**What to produce**:
Copy each entry below without any change.

Interface dataset entries
--- --- ---
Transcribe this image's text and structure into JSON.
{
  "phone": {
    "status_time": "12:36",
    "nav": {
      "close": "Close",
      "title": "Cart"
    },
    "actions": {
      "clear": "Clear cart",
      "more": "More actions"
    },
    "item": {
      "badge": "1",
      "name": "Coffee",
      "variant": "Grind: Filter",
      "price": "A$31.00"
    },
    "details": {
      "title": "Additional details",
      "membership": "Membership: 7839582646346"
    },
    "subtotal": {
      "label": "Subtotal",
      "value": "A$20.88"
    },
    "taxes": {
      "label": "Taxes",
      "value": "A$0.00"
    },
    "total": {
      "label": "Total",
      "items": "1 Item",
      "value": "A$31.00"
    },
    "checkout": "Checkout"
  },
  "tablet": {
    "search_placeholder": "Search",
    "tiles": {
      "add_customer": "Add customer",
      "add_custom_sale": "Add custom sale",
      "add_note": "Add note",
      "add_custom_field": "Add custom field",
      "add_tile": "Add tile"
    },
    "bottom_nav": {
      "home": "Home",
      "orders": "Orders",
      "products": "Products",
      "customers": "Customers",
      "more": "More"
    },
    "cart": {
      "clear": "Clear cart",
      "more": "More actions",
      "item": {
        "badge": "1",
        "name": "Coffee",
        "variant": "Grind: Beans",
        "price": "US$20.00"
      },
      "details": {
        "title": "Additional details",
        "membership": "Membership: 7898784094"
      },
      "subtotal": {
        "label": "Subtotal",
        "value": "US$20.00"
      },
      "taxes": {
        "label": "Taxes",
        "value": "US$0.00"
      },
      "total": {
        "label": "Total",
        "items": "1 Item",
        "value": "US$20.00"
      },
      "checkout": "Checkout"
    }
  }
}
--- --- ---
**Reply**:
Transcribe this image's text and structure into JSON.
{
  "phone": {
    "status_time": "12:36",
    "nav": {
      "close": "Close",
      "title": "Cart"
    },
    "actions": {
      "clear": "Clear cart",
      "more": "More actions"
    },
    "item": {
      "badge": "1",
      "name": "Coffee",
      "variant": "Grind: Filter",
      "price": "A$31.00"
    },
    "details": {
      "title": "Additional details",
      "membership": "Membership: 7839582646346"
    },
    "subtotal": {
      "label": "Subtotal",
      "value": "A$20.88"
    },
    "taxes": {
      "label": "Taxes",
      "value": "A$0.00"
    },
    "total": {
      "label": "Total",
      "items": "1 Item",
      "value": "A$31.00"
    },
    "checkout": "Checkout"
  },
  "tablet": {
    "search_placeholder": "Search",
    "tiles": {
      "add_customer": "Add customer",
      "add_custom_sale": "Add custom sale",
      "add_note": "Add note",
      "add_custom_field": "Add custom field",
      "add_tile": "Add tile"
    },
    "bottom_nav": {
      "home": "Home",
      "orders": "Orders",
      "products": "Products",
      "customers": "Customers",
      "more": "More"
    },
    "cart": {
      "clear": "Clear cart",
      "more": "More actions",
      "item": {
        "badge": "1",
        "name": "Coffee",
        "variant": "Grind: Beans",
        "price": "US$20.00"
      },
      "details": {
        "title": "Additional details",
        "membership": "Membership: 7898784094"
      },
      "subtotal": {
        "label": "Subtotal",
        "value": "US$20.00"
      },
      "taxes": {
        "label": "Taxes",
        "value": "US$0.00"
      },
      "total": {
        "label": "Total",
        "items": "1 Item",
        "value": "US$20.00"
      },
      "checkout": "Checkout"
    }
  }
}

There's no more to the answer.